Perception and Cognition Essay Example | Topics and Well Written Essays - 2000 words

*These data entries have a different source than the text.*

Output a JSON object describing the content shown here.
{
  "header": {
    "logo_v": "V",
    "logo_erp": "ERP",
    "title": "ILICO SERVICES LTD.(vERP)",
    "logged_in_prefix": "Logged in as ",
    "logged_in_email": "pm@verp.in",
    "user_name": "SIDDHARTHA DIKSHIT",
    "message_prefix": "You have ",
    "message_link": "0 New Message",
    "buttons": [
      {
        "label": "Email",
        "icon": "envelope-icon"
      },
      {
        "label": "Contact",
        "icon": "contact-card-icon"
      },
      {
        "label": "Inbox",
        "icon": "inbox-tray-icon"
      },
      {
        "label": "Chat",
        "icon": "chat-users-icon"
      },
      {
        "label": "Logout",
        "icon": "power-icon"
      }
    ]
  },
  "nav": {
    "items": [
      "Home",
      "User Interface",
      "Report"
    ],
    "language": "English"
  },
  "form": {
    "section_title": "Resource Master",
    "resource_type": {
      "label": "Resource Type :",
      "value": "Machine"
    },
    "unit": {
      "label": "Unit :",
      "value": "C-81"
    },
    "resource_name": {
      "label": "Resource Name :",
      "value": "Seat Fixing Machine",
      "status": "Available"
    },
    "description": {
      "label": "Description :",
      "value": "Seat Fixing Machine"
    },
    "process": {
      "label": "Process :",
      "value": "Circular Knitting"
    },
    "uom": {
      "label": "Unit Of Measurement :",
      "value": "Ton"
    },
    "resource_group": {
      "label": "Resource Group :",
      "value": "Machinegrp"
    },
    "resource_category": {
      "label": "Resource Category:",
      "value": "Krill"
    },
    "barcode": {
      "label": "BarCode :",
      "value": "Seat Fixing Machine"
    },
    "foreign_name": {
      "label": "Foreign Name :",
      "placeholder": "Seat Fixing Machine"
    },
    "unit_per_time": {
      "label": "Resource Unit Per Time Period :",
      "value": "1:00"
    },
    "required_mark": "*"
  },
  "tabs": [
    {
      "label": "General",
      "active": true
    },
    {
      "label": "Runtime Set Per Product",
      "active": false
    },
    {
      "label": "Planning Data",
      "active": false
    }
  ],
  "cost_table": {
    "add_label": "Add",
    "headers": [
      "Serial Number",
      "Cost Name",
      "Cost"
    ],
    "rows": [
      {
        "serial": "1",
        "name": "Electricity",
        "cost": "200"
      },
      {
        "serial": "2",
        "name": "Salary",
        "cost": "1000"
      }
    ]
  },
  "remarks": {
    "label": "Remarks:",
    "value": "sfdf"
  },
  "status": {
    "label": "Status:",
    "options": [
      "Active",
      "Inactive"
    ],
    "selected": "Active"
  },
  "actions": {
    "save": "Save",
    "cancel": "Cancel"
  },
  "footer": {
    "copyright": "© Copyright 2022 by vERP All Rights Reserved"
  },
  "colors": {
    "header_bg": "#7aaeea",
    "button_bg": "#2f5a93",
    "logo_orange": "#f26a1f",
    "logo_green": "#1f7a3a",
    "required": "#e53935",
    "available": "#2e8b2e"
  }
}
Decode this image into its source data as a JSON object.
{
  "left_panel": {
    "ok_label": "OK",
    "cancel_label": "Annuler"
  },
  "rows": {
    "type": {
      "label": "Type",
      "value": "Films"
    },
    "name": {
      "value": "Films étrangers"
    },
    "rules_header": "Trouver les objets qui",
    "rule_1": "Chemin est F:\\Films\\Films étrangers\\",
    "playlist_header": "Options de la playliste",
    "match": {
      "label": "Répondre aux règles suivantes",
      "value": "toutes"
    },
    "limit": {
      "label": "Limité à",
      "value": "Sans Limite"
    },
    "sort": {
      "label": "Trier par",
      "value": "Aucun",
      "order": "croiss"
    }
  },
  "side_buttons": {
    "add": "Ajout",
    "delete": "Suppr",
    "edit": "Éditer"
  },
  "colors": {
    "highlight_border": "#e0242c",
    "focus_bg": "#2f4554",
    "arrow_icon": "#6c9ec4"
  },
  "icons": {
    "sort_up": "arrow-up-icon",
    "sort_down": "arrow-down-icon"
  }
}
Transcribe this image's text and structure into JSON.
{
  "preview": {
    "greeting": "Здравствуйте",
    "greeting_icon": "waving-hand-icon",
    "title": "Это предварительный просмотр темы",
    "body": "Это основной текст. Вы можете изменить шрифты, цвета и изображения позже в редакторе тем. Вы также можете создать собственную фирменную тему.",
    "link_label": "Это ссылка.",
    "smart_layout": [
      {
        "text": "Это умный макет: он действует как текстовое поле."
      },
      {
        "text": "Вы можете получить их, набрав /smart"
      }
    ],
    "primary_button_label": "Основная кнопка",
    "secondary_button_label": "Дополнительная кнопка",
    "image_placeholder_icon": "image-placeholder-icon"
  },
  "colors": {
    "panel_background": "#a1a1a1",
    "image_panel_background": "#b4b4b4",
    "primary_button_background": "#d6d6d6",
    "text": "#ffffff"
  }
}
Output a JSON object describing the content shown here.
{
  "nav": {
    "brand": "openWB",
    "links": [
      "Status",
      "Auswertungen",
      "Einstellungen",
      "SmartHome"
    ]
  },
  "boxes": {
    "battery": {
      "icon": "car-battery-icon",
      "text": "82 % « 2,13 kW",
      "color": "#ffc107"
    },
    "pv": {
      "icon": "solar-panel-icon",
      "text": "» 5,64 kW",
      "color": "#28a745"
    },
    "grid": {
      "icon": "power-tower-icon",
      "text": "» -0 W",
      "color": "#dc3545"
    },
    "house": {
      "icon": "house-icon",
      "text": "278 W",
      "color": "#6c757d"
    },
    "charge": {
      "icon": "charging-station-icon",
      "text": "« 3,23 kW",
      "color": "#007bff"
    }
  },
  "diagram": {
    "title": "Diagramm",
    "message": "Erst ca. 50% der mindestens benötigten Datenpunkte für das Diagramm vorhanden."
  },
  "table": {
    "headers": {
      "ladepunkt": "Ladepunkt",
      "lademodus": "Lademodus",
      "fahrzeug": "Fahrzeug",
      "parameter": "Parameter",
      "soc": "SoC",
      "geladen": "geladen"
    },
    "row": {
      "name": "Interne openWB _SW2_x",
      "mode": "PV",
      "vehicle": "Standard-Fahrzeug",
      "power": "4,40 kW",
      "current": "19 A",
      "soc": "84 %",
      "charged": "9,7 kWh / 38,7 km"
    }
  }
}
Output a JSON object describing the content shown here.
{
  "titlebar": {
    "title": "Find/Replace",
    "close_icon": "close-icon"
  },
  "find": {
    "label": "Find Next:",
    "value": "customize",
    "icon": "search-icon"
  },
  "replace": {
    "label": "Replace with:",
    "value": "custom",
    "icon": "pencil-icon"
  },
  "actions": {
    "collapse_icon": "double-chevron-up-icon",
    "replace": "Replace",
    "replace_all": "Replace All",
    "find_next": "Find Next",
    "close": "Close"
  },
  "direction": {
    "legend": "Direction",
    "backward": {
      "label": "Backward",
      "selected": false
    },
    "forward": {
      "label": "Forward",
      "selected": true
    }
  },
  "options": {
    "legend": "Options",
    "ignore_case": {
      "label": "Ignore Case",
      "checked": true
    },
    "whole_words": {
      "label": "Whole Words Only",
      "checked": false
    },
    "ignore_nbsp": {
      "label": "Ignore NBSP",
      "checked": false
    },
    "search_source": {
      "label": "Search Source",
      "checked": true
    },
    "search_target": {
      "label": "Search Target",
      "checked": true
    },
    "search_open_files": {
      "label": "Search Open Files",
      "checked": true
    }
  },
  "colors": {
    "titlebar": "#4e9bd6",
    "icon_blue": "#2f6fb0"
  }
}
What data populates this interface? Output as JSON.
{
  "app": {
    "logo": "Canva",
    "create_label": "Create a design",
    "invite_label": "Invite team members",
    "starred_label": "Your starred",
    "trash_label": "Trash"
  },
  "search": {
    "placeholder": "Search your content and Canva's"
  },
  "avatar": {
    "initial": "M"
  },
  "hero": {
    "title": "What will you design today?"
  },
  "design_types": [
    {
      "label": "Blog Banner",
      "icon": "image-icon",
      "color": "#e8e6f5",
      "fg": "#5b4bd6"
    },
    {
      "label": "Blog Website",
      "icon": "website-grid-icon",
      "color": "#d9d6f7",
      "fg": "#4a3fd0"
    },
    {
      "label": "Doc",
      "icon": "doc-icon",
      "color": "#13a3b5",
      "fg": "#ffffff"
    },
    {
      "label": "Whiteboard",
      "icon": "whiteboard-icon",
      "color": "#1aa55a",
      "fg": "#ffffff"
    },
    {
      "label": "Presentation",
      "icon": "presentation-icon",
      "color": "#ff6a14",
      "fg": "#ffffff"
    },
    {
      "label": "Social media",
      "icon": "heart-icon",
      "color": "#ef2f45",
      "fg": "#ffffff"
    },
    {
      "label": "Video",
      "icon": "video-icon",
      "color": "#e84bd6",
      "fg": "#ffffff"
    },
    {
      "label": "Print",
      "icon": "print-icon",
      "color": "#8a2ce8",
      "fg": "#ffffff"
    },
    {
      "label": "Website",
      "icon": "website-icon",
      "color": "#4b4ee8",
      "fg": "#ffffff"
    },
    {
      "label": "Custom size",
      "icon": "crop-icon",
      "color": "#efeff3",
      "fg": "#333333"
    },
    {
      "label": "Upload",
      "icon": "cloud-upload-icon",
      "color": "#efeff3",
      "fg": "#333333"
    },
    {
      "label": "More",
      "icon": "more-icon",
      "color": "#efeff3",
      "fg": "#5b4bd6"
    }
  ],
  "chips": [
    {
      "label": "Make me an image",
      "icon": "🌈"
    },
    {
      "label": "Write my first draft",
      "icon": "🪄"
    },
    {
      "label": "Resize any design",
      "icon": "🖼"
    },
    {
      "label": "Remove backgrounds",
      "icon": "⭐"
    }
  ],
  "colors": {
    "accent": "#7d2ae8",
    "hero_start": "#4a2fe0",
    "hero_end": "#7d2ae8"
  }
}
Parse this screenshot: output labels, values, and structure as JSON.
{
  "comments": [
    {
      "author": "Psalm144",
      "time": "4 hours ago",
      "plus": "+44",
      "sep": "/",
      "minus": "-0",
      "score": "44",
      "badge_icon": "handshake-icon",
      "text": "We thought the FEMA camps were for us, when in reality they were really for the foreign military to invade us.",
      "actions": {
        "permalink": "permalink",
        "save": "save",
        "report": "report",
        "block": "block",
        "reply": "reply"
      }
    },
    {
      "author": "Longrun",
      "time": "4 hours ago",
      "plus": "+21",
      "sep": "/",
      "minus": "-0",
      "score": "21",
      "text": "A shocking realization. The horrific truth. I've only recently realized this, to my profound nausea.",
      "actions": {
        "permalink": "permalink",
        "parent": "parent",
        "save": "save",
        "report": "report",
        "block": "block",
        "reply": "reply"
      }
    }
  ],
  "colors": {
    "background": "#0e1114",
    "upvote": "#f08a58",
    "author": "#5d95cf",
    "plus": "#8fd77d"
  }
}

Perception and Cognition - Essay Example The things we do consciously are influenced by the unconscious mind - our actions are the effects of stimuli which we are unaware of. There have been various interpretations in this regard. According to cognitive psychology, unconscious information processing likened to subliminal message processing (idea opposed by authors because they thought the definition was unnatural and restrictive). (09No) In Evolution: evolutionary changes occurred as a result of unconscious processes - there was no conscious thought that went into evolution and adaptation; For example, things like culture and early learning - we don't think about our culture - we are surrounded by it from an early age and information gets stored in our unconscious mind without our being aware of it - it is inherent. Same with Early Learning - we learn lots of things at a very young age, which are inherent traits of human kind, which we again, don't consciously think about (for instance, kids, especially infants, learn behavior by "passive imitation" of parents or friends; as infants we unconsciously learn by experience - as we grow up, those learned behaviors/actions/values stay with us, and are stored in the unconscious mind - later in life, we don't consciously think about these things - we just know them to be true) All these characteristics have been oft associate... There is a distinct line between conscious and unconscious goal pursuit. Keeping in perspective the recent evolutionary arrival of modes of though and behavior, it is probably that the conscious goal is directly or indirectly related to unconscious motivational structures. We are predisposed, conditioned (genetically predisposed - this is an effect of evolution) as a human race to prefer certain "aspects of our environment over others" -these are perhaps linked to the behaviors we learn as infants. For instance in various Muslim families, it has been inculcated in the minds of their females that physical intimacy with men is a no and nor are revealing clothes allowed. They are asked to adapt and mould themselves in this peculiar lifestyle where they shun themselves from the society in general and set their goal in such a way where nurturing their kids and serving their husbands in future becomes central to their survival. This is result of environmental and social pressure most of which becomes innate in the female inhabitant in such families. (Iceberg Metaphor and Unconscious Mind) Another theory suggests that impulse to act upon a stimuli is an unconscious behavior - the impulse is produced unconsciously, and then the conscious mind takes over; plethora of impulses that are driven by behavioral and cultural norms and or our values/traditions. Some people react at the sight of lizards or their mention without even without seeing the poor animal. This is because a certain kind of unconscious fear exists in the back of their mind about it. Their reaction for the same is involuntary. It rests at the back of their mind subconsciously which tends to act as prime motivator for the same. We are unconsciously inclined towards certain things over others (certain